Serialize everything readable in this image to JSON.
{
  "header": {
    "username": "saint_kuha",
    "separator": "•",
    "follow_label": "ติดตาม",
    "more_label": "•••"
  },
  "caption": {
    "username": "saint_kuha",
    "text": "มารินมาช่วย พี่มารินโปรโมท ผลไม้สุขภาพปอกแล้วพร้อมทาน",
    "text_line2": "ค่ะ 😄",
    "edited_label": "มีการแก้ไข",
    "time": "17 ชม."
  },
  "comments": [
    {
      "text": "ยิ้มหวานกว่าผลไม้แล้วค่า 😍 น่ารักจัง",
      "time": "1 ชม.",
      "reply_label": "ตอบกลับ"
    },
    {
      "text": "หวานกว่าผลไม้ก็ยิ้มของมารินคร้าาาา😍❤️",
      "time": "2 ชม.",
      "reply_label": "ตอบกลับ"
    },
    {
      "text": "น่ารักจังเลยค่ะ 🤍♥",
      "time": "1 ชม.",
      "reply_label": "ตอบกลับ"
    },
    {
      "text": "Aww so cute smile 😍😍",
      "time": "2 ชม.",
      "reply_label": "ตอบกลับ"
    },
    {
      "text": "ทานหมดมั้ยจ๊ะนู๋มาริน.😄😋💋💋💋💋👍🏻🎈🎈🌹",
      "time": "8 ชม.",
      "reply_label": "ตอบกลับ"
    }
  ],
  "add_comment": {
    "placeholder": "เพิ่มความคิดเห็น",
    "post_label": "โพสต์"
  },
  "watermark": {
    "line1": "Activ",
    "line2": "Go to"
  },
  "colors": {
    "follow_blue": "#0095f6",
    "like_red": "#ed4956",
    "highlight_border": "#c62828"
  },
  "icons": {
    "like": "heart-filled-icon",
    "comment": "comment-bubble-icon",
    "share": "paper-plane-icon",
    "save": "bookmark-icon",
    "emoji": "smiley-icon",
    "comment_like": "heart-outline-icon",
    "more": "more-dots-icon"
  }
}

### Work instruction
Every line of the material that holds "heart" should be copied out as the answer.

### Finished exercise
    "like": "heart-filled-icon",
    "comment_like": "heart-outline-icon",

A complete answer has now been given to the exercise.